# The records:
────

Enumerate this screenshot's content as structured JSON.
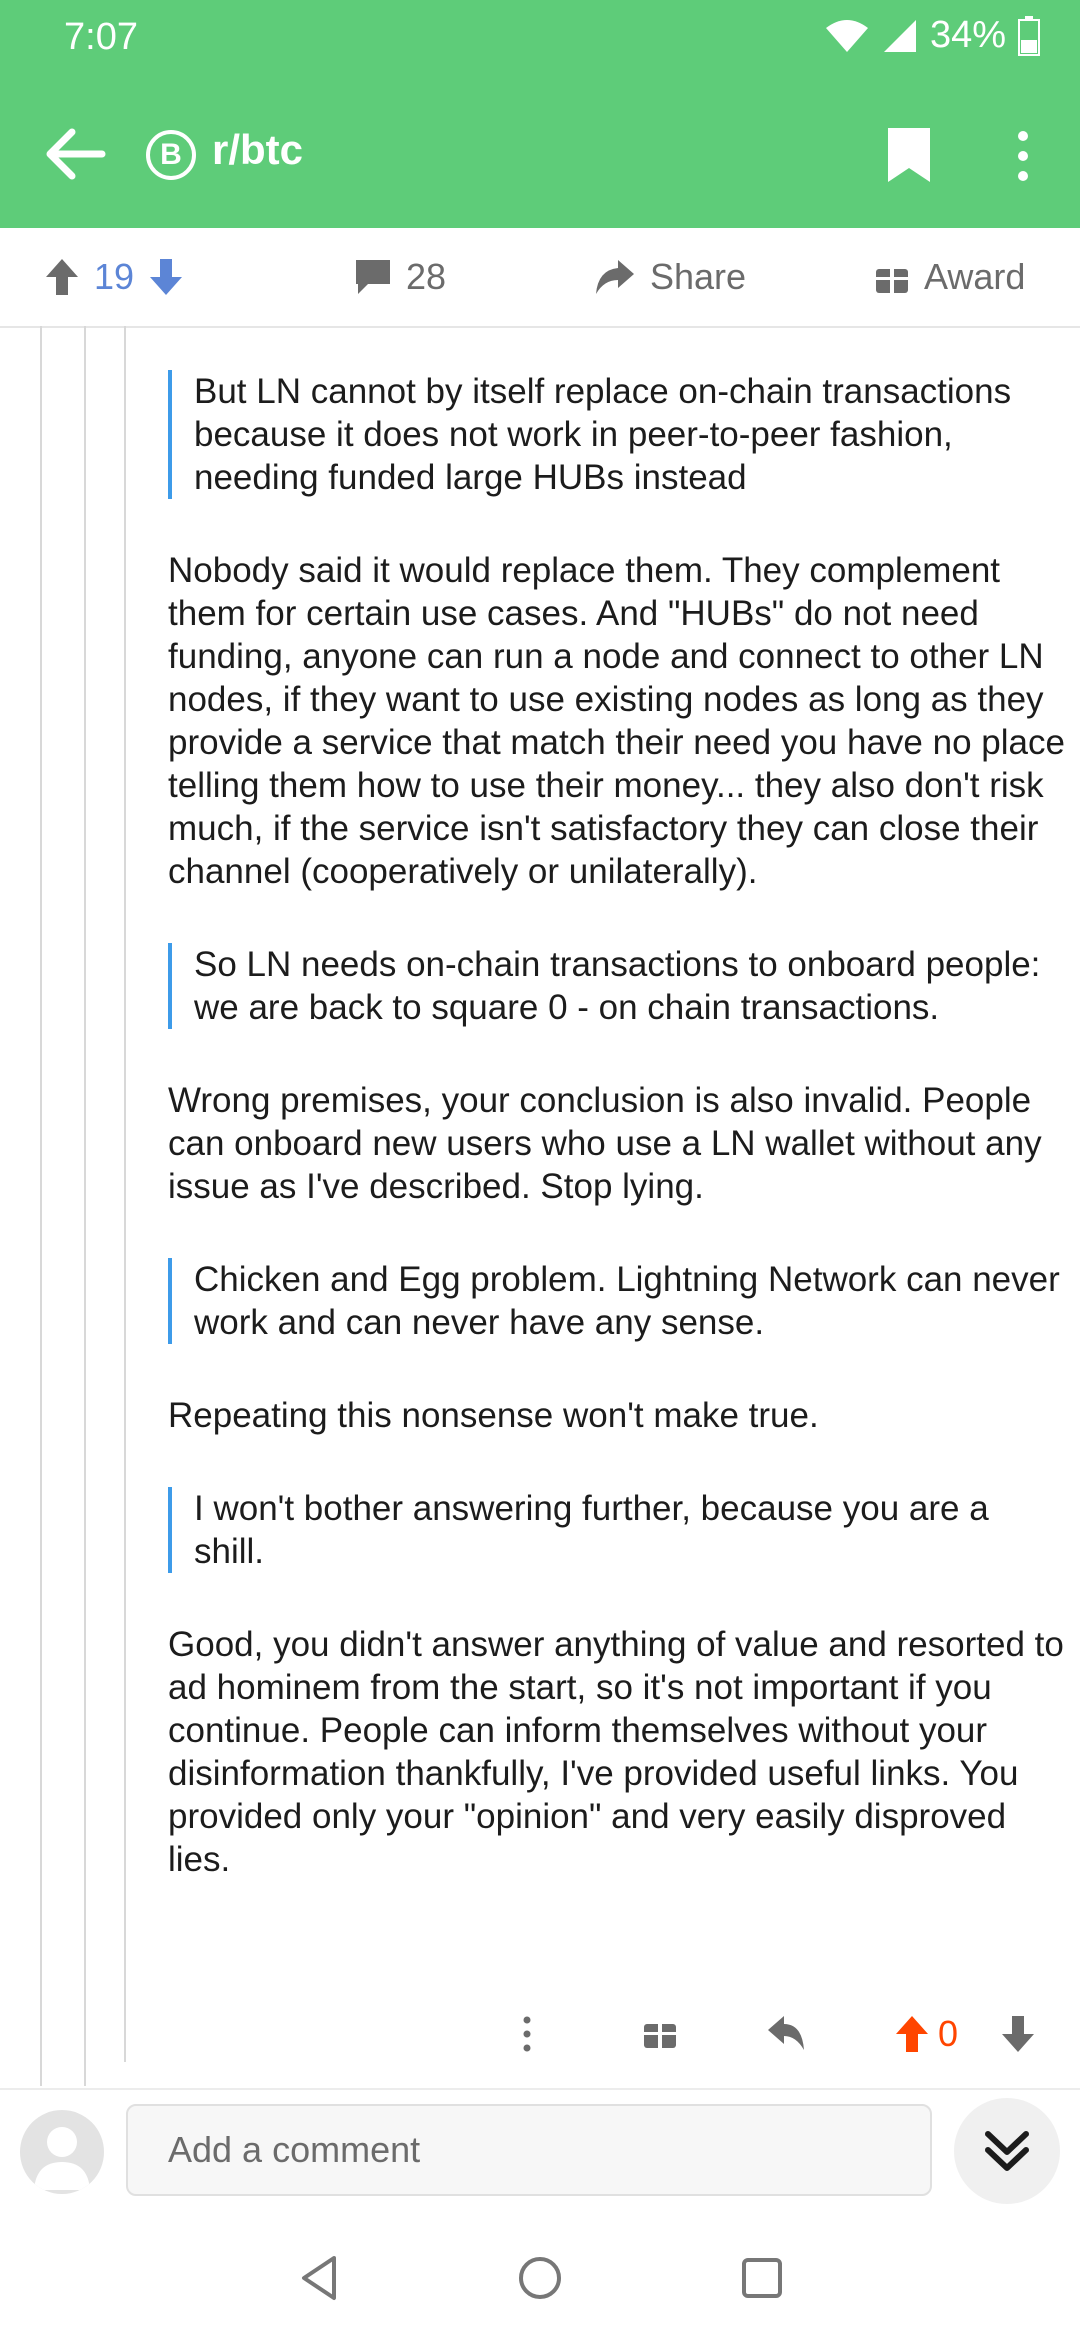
{
  "status": {
    "time": "7:07",
    "battery": "34%"
  },
  "appbar": {
    "subreddit": "r/btc",
    "subreddit_icon_letter": "B"
  },
  "actions": {
    "score": "19",
    "comments": "28",
    "share": "Share",
    "award": "Award"
  },
  "comment": {
    "blocks": [
      {
        "type": "quote",
        "text": "But LN cannot by itself replace on-chain transactions because it does not work in peer-to-peer fashion, needing funded large HUBs instead"
      },
      {
        "type": "para",
        "text": "Nobody said it would replace them. They complement them for certain use cases. And \"HUBs\" do not need funding, anyone can run a node and connect to other LN nodes, if they want to use existing nodes as long as they provide a service that match their need you have no place telling them how to use their money... they also don't risk much, if the service isn't satisfactory they can close their channel (cooperatively or unilaterally)."
      },
      {
        "type": "quote",
        "text": "So LN needs on-chain transactions to onboard people: we are back to square 0 - on chain transactions."
      },
      {
        "type": "para",
        "text": "Wrong premises, your conclusion is also invalid. People can onboard new users who use a LN wallet without any issue as I've described. Stop lying."
      },
      {
        "type": "quote",
        "text": "Chicken and Egg problem. Lightning Network can never work and can never have any sense."
      },
      {
        "type": "para",
        "text": "Repeating this nonsense won't make true."
      },
      {
        "type": "quote",
        "text": "I won't bother answering further, because you are a shill."
      },
      {
        "type": "para",
        "text": "Good, you didn't answer anything of value and resorted to ad hominem from the start, so it's not important if you continue. People can inform themselves without your disinformation thankfully, I've provided useful links. You provided only your \"opinion\" and very easily disproved lies."
      }
    ],
    "score": "0"
  },
  "composer": {
    "placeholder": "Add a comment"
  },
  "colors": {
    "brand_green": "#5ecc79",
    "quote_bar": "#3d9be9",
    "upvote_active": "#ff4500",
    "vote_blue": "#5c85d6"
  },
  "icons": [
    "back-arrow-icon",
    "bitcoin-icon",
    "bookmark-icon",
    "more-vertical-icon",
    "upvote-icon",
    "downvote-icon",
    "comment-icon",
    "share-icon",
    "gift-icon",
    "reply-icon",
    "double-chevron-down-icon"
  ]
}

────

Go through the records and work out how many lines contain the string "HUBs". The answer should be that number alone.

# Completed task:
2